December 2013 -
Green Article Use Policy
It wasn't too long ago that "triple bottom line" wasn't much more than a catch phrase bandied about by over-caffeinated product managers and marketing folks. But increasingly, social, environmental, and financial responsibility (put another way: people, planet, profits) is the collective lens through which just about every action an organization takes is measured. For facility managers these days, measuring the success of sustainable operations means moving beyond traditional metrics of kilowatt-hours avoided or pounds of waste diverted. It means understanding how sustainability strategies fit within the triple bottom line. Increasingly, a successful facility manager is one who knows how to speak in terms of the triple bottom line.
Facility managers are already well aware the success of their department often depends largely on aligning their goals with the overall priorities of the organization. So as organizations continue to emphasize the triple bottom line, facility managers know that they need to, also.
"Find what's important to the organization," says Laurie Gilmer, vice president of facility services with Facility Engineering Associates. "The facility manager's job is to bring it all together and create a culture in which the FM is facilitating the right conversations."
The good news, though, is that, for a number of reasons, no department is better situated to work towards triple bottom line goals than facilities. But facility managers must work hard to press that advantage. They must understand how to frame their strategies and successes in the context of the triple bottom line. And they must be willing to work with other departments on organization-wide initiatives that may go beyond the traditional definition of facility management.
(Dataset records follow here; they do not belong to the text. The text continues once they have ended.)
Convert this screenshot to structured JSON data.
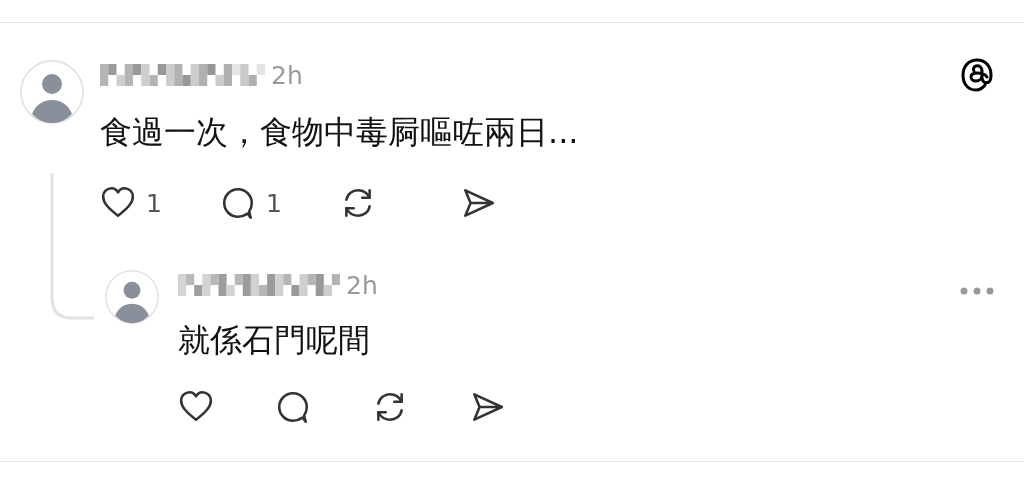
{
  "post": {
    "time": "2h",
    "text": "食過一次，食物中毒屙嘔咗兩日...",
    "corner": {
      "kind": "logo"
    },
    "actions": [
      {
        "kind": "like",
        "count": "1"
      },
      {
        "kind": "comment",
        "count": "1"
      },
      {
        "kind": "repost"
      },
      {
        "kind": "share"
      }
    ]
  },
  "replies": [
    {
      "time": "2h",
      "text": "就係石門呢間",
      "corner": {
        "kind": "more"
      },
      "actions": [
        {
          "kind": "like"
        },
        {
          "kind": "comment"
        },
        {
          "kind": "repost"
        },
        {
          "kind": "share"
        }
      ]
    }
  ]
}
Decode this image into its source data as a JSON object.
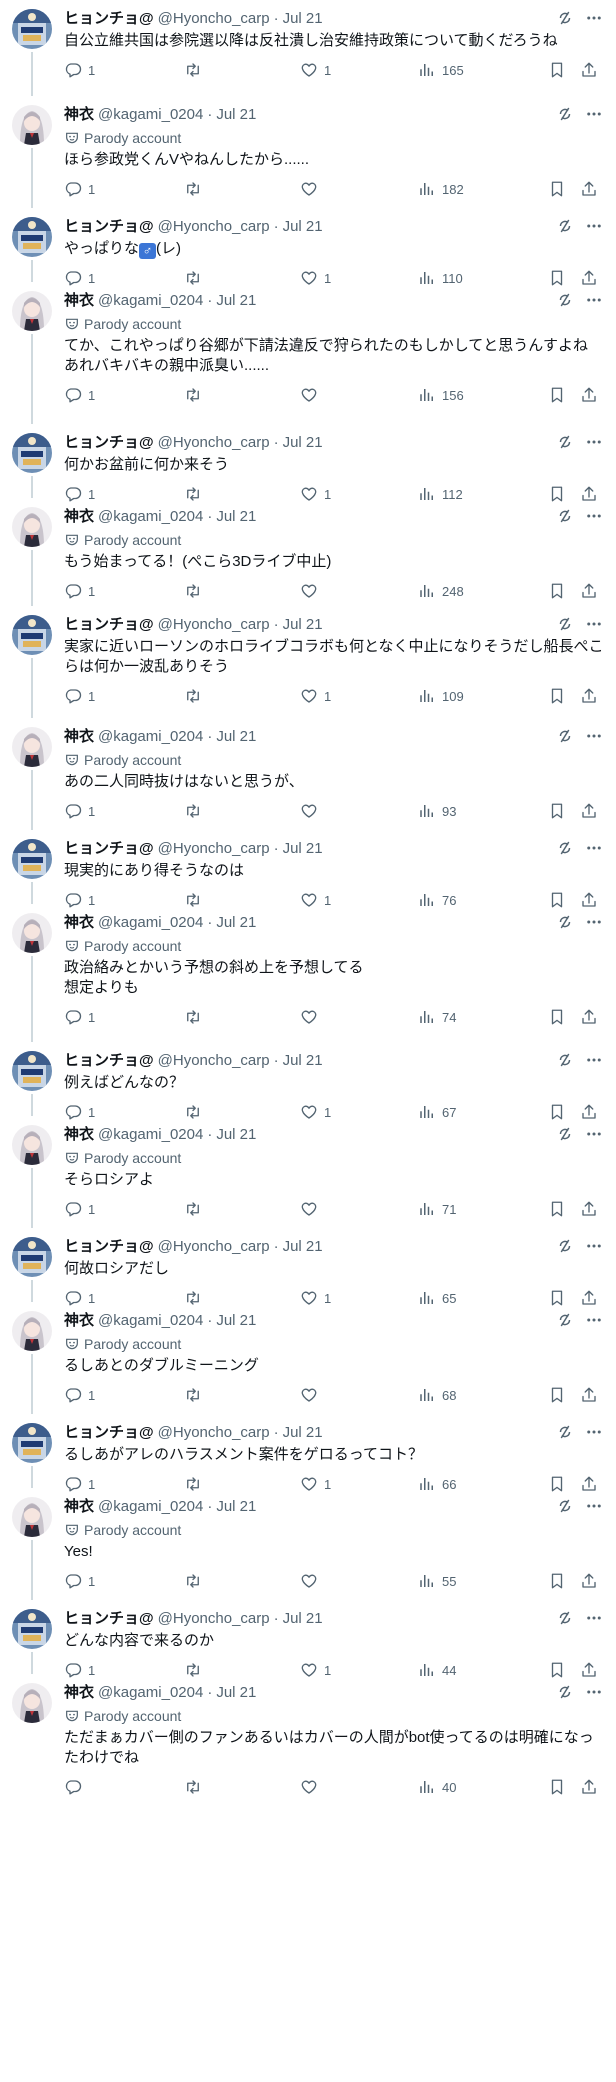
{
  "colors": {
    "text": "#0f1419",
    "secondary": "#536471",
    "thread_line": "#cfd9de",
    "accent": "#1d9bf0"
  },
  "icons": {
    "reply": "reply-icon",
    "retweet": "retweet-icon",
    "like": "heart-icon",
    "views": "views-icon",
    "bookmark": "bookmark-icon",
    "share": "share-icon",
    "grok": "grok-icon",
    "more": "more-icon",
    "parody": "mask-icon"
  },
  "parody_label": "Parody account",
  "tweets": [
    {
      "user": "hyoncho",
      "name": "ヒョンチョ@",
      "handle": "@Hyoncho_carp",
      "sep": "·",
      "date": "Jul 21",
      "text": "自公立維共国は参院選以降は反社潰し治安維持政策について動くだろうね",
      "replies": "1",
      "retweets": "",
      "likes": "1",
      "views": "165"
    },
    {
      "user": "kagami",
      "name": "神衣",
      "handle": "@kagami_0204",
      "sep": "·",
      "date": "Jul 21",
      "text": "ほら参政党くんVやねんしたから......",
      "replies": "1",
      "retweets": "",
      "likes": "",
      "views": "182"
    },
    {
      "user": "hyoncho",
      "name": "ヒョンチョ@",
      "handle": "@Hyoncho_carp",
      "sep": "·",
      "date": "Jul 21",
      "text_pre": "やっぱりな",
      "text_emoji": "♂",
      "text_post": "(レ)",
      "replies": "1",
      "retweets": "",
      "likes": "1",
      "views": "110"
    },
    {
      "user": "kagami",
      "name": "神衣",
      "handle": "@kagami_0204",
      "sep": "·",
      "date": "Jul 21",
      "text": "てか、これやっぱり谷郷が下請法違反で狩られたのもしかしてと思うんすよね\nあれバキバキの親中派臭い......",
      "replies": "1",
      "retweets": "",
      "likes": "",
      "views": "156"
    },
    {
      "user": "hyoncho",
      "name": "ヒョンチョ@",
      "handle": "@Hyoncho_carp",
      "sep": "·",
      "date": "Jul 21",
      "text": "何かお盆前に何か来そう",
      "replies": "1",
      "retweets": "",
      "likes": "1",
      "views": "112"
    },
    {
      "user": "kagami",
      "name": "神衣",
      "handle": "@kagami_0204",
      "sep": "·",
      "date": "Jul 21",
      "text": "もう始まってる！(ぺこら3Dライブ中止)",
      "replies": "1",
      "retweets": "",
      "likes": "",
      "views": "248"
    },
    {
      "user": "hyoncho",
      "name": "ヒョンチョ@",
      "handle": "@Hyoncho_carp",
      "sep": "·",
      "date": "Jul 21",
      "text": "実家に近いローソンのホロライブコラボも何となく中止になりそうだし船長ぺこらは何か一波乱ありそう",
      "replies": "1",
      "retweets": "",
      "likes": "1",
      "views": "109"
    },
    {
      "user": "kagami",
      "name": "神衣",
      "handle": "@kagami_0204",
      "sep": "·",
      "date": "Jul 21",
      "text": "あの二人同時抜けはないと思うが、",
      "replies": "1",
      "retweets": "",
      "likes": "",
      "views": "93"
    },
    {
      "user": "hyoncho",
      "name": "ヒョンチョ@",
      "handle": "@Hyoncho_carp",
      "sep": "·",
      "date": "Jul 21",
      "text": "現実的にあり得そうなのは",
      "replies": "1",
      "retweets": "",
      "likes": "1",
      "views": "76"
    },
    {
      "user": "kagami",
      "name": "神衣",
      "handle": "@kagami_0204",
      "sep": "·",
      "date": "Jul 21",
      "text": "政治絡みとかいう予想の斜め上を予想してる\n想定よりも",
      "replies": "1",
      "retweets": "",
      "likes": "",
      "views": "74"
    },
    {
      "user": "hyoncho",
      "name": "ヒョンチョ@",
      "handle": "@Hyoncho_carp",
      "sep": "·",
      "date": "Jul 21",
      "text": "例えばどんなの？",
      "replies": "1",
      "retweets": "",
      "likes": "1",
      "views": "67"
    },
    {
      "user": "kagami",
      "name": "神衣",
      "handle": "@kagami_0204",
      "sep": "·",
      "date": "Jul 21",
      "text": "そらロシアよ",
      "replies": "1",
      "retweets": "",
      "likes": "",
      "views": "71"
    },
    {
      "user": "hyoncho",
      "name": "ヒョンチョ@",
      "handle": "@Hyoncho_carp",
      "sep": "·",
      "date": "Jul 21",
      "text": "何故ロシアだし",
      "replies": "1",
      "retweets": "",
      "likes": "1",
      "views": "65"
    },
    {
      "user": "kagami",
      "name": "神衣",
      "handle": "@kagami_0204",
      "sep": "·",
      "date": "Jul 21",
      "text": "るしあとのダブルミーニング",
      "replies": "1",
      "retweets": "",
      "likes": "",
      "views": "68"
    },
    {
      "user": "hyoncho",
      "name": "ヒョンチョ@",
      "handle": "@Hyoncho_carp",
      "sep": "·",
      "date": "Jul 21",
      "text": "るしあがアレのハラスメント案件をゲロるってコト？",
      "replies": "1",
      "retweets": "",
      "likes": "1",
      "views": "66"
    },
    {
      "user": "kagami",
      "name": "神衣",
      "handle": "@kagami_0204",
      "sep": "·",
      "date": "Jul 21",
      "text": "Yes!",
      "replies": "1",
      "retweets": "",
      "likes": "",
      "views": "55"
    },
    {
      "user": "hyoncho",
      "name": "ヒョンチョ@",
      "handle": "@Hyoncho_carp",
      "sep": "·",
      "date": "Jul 21",
      "text": "どんな内容で来るのか",
      "replies": "1",
      "retweets": "",
      "likes": "1",
      "views": "44"
    },
    {
      "user": "kagami",
      "name": "神衣",
      "handle": "@kagami_0204",
      "sep": "·",
      "date": "Jul 21",
      "text": "ただまぁカバー側のファンあるいはカバーの人間がbot使ってるのは明確になったわけでね",
      "replies": "",
      "retweets": "",
      "likes": "",
      "views": "40"
    }
  ]
}
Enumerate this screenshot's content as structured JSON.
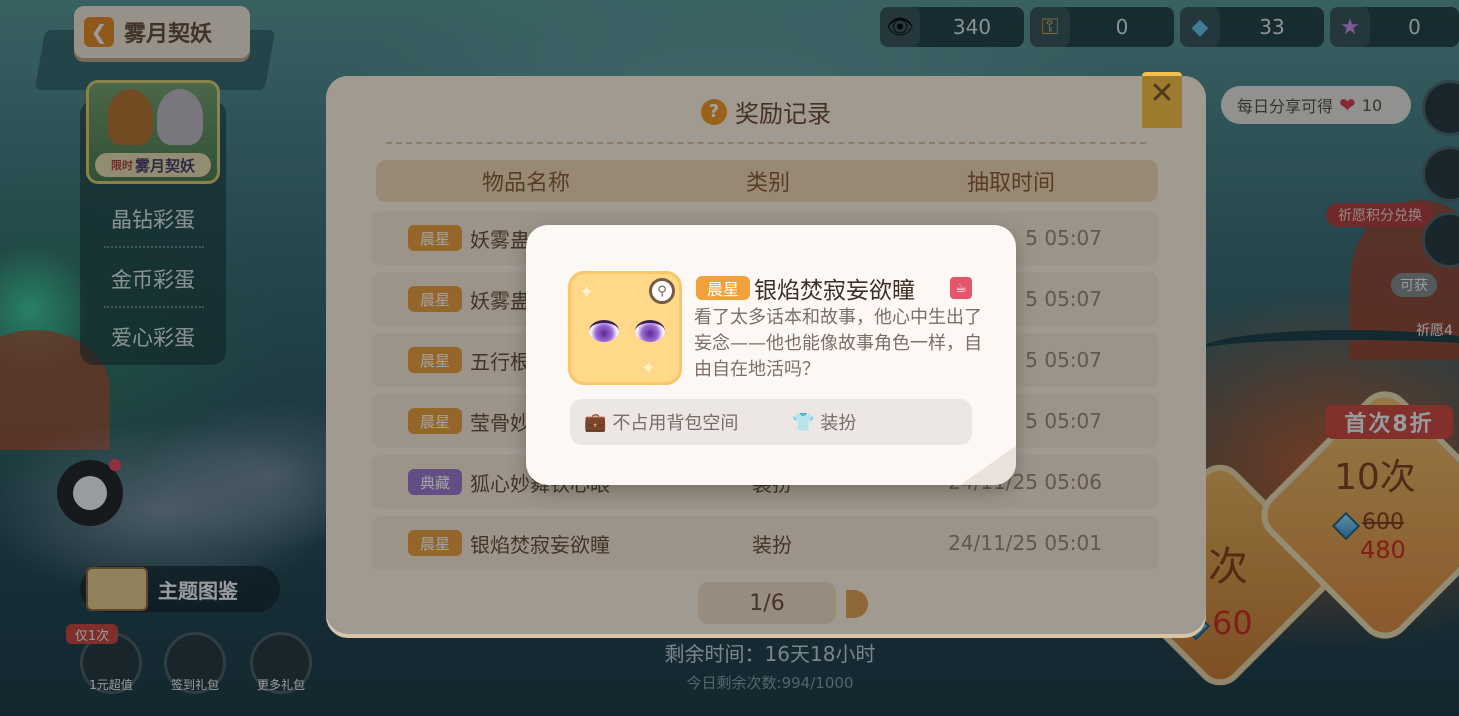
{
  "title": "雾月契妖",
  "currencies": [
    {
      "icon": "eye-ticket-icon",
      "value": "340"
    },
    {
      "icon": "key-icon",
      "value": "0"
    },
    {
      "icon": "gem-plus-icon",
      "value": "33"
    },
    {
      "icon": "wand-icon",
      "value": "0"
    }
  ],
  "left_menu": {
    "banner_tag": "限时",
    "banner_label": "雾月契妖",
    "items": [
      "晶钻彩蛋",
      "金币彩蛋",
      "爱心彩蛋"
    ]
  },
  "share": {
    "label": "每日分享可得",
    "value": "10"
  },
  "side": {
    "exchange": "祈愿积分兑换",
    "available": "可获",
    "wish": "祈愿4"
  },
  "draw": {
    "discount": "首次8折",
    "ten": "10次",
    "old_price": "600",
    "new_price": "480",
    "one": "次",
    "one_price": "60"
  },
  "bottom": {
    "theme": "主题图鉴",
    "once": "仅1次",
    "btn1": "1元超值",
    "btn2": "签到礼包",
    "btn3": "更多礼包",
    "remaining": "剩余时间：16天18小时",
    "today": "今日剩余次数:994/1000"
  },
  "panel": {
    "title": "奖励记录",
    "headers": [
      "物品名称",
      "类别",
      "抽取时间"
    ],
    "rows": [
      {
        "badge": "晨星",
        "badge_color": "#e8a040",
        "name": "妖雾蛊",
        "type": "",
        "time": "5 05:07"
      },
      {
        "badge": "晨星",
        "badge_color": "#e8a040",
        "name": "妖雾蛊",
        "type": "",
        "time": "5 05:07"
      },
      {
        "badge": "晨星",
        "badge_color": "#e8a040",
        "name": "五行根",
        "type": "",
        "time": "5 05:07"
      },
      {
        "badge": "晨星",
        "badge_color": "#e8a040",
        "name": "莹骨妙",
        "type": "",
        "time": "5 05:07"
      },
      {
        "badge": "典藏",
        "badge_color": "#9a7ad0",
        "name": "狐心妙舞铁心眼",
        "type": "装扮",
        "time": "24/11/25 05:06"
      },
      {
        "badge": "晨星",
        "badge_color": "#e8a040",
        "name": "银焰焚寂妄欲瞳",
        "type": "装扮",
        "time": "24/11/25 05:01"
      }
    ],
    "page": "1/6"
  },
  "item_popup": {
    "badge": "晨星",
    "name": "银焰焚寂妄欲瞳",
    "description": "看了太多话本和故事，他心中生出了妄念——他也能像故事角色一样，自由自在地活吗？",
    "tag1": "不占用背包空间",
    "tag2": "装扮"
  },
  "colors": {
    "accent": "#f09a2a",
    "badge_morning": "#f0a23a",
    "badge_collection": "#9a7ad0",
    "price_red": "#d8261a"
  }
}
At TD Bank Group, senior manager, retail facilities, John De Benedictis says his facilities team incorporates five key sustainable strategies to show how operations help meet his organization's triple bottom line goals.
1. Green buildings: The facility manager needs to be at the table during design and construction of new buildings to help steer sustainable strategies and ensure that the gap is bridged between design intent and sustainable operations. It's also essential to ensure maintenance and operations standards are up to snuff.
2. Business deals: This means having an active role in discussions with landlords about leasing to ensure that lease terms are favorable to the company's environmental and triple bottom line goals.
3. Procurement: Work with other departments, including HR, IT, and design/construction groups to develop standards for products. Look at the entire supply chain, not just how a product performs once it's in a building.
4. Employee engagement: Support the development and promote the goals of company-wide green teams. Listen to their suggestions. Additionally, respond to employees and occupants in general when they provide feedback.
5. Vendor engagement: Maintain a strong network with vendors and work with key service providers on specific contract language that supports triple bottom line goals.
Tripling Down On The Bottom Line: Facility Management Strategies
Triple Bottom Line: Facility Managers Are Positioned To Lead Efforts
Facility Managers Build Bridges To Achieve Sustainability Goals